3 killed in violence during Egyptian election
Authorities block polling station in Muslim Brotherhood stronghold


A third person was killed in the village of al-Khiyata, near the Mediterranean city of Damietta, the independent Egyptian Organization for Human Rights said. The Sawasya rights group said he was killed when police fired live rounds.

There was no immediate comment from the Interior Ministry, which has previously denied using live rounds against voters.

Three people have been killed in previous voting rounds.

130 arrested
Police in Cairo said earlier that more than 130 people had been wounded in election violence in four provinces, and more than 80 people were arrested.

Earlier, police beat back women voters with sticks when they tried to enter a cordoned-off polling station in an opposition stronghold in the Nile Delta on the final day of Egypt’s staggered legislative elections.

Police blocked access to a polling station in the city of Zaqaziq’s Nasiriyah district, where a candidate supported by the Muslim Brotherhood was favored to win. The Brotherhood is the country’s largest opposition group.

About 25 women managed to push through the police line, prompting more officers to rush at them to hold them back. Some officers beat the women with sticks while others shoved them back.

“Nobody is entering here,” a police officer bellowed to the crowd, which continued to push the phalanx of officers. The polling station doors were closed.

Typical confrontation
While voting was normal in other areas Wednesday, the scene in Zaqaziq was typical of the confrontations that have occurred with increasingly regularity during the past four weeks of voting as the Brotherhood has won far more support than pundits expected.

The government has responded by arresting hundreds of Brotherhood campaign workers and blockading polling stations in districts where the Islamic movement is strong. The Brotherhood has 35 candidates standing in Wednesday’s runoffs for the remaining 127 of the 444 elected seats in parliament.

Voting Wednesday is taking place in nine provinces where no candidate received more than half the vote in the third round on Dec. 1. Each stage of the election, which began on Nov. 6, has been followed by a runoff.

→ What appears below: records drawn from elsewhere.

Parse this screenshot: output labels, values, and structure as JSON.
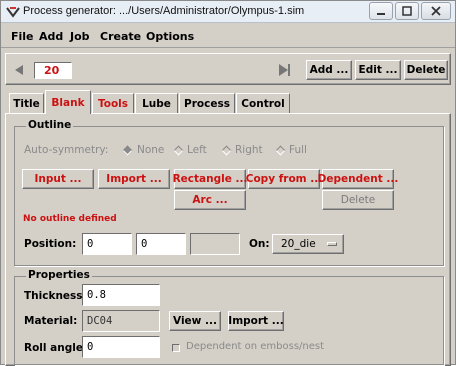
{
  "window": {
    "title": "Process generator: .../Users/Administrator/Olympus-1.sim",
    "app_icon": "process-generator-icon",
    "controls": [
      "minimize-icon",
      "maximize-icon",
      "close-icon"
    ]
  },
  "menu": [
    "File",
    "Add",
    "Job",
    "Create",
    "Options"
  ],
  "toolbar": {
    "record_number": "20",
    "prev_icon": "triangle-left-icon",
    "next_icon": "triangle-right-icon",
    "add_label": "Add ...",
    "edit_label": "Edit ...",
    "delete_label": "Delete"
  },
  "tabs": [
    {
      "label": "Title"
    },
    {
      "label": "Blank"
    },
    {
      "label": "Tools"
    },
    {
      "label": "Lube"
    },
    {
      "label": "Process"
    },
    {
      "label": "Control"
    }
  ],
  "active_tab": "Blank",
  "outline": {
    "title": "Outline",
    "autosym_label": "Auto-symmetry:",
    "autosym_options": [
      "None",
      "Left",
      "Right",
      "Full"
    ],
    "autosym_selected": "None",
    "buttons_row1": [
      "Input ...",
      "Import ...",
      "Rectangle ...",
      "Copy from ...",
      "Dependent ..."
    ],
    "arc_label": "Arc ...",
    "delete_label": "Delete",
    "error_message": "No outline defined",
    "position_label": "Position:",
    "position_x": "0",
    "position_y": "0",
    "position_z": "",
    "on_label": "On:",
    "on_value": "20_die"
  },
  "properties": {
    "title": "Properties",
    "thickness_label": "Thickness:",
    "thickness_value": "0.8",
    "material_label": "Material:",
    "material_value": "DC04",
    "view_label": "View ...",
    "import_label": "Import ...",
    "roll_angle_label": "Roll angle:",
    "roll_angle_value": "0",
    "dependent_label": "Dependent on emboss/nest"
  },
  "colors": {
    "accent_red": "#cc1111",
    "panel": "#d4d0c8"
  }
}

So far, the ruling National Democratic Party of President Hosni Mubarak and its allied independents have won 222 seats. The Brotherhood has taken 76 seats, more than five times the number it held in the outgoing parliament. True independents have won two seats and other opposition parties have taken 11.

Judges have set aside the outcome in three constituencies, leaving six seats undecided in regions where voting was deemed too fraudulent or violent to let stand.

In the outgoing parliament, the NDP had 398 seats, the Brotherhood controlled 15, true independents had 23 and opposition legislators held 16.

The Muslim Brotherhood calls for implementing Islamic law but has long been vague about what this means. It campaigns for headscarves for women and against immodest dress, for example, but it insists it stands for a more moderate version of Islam than that followed in Saudi Arabia.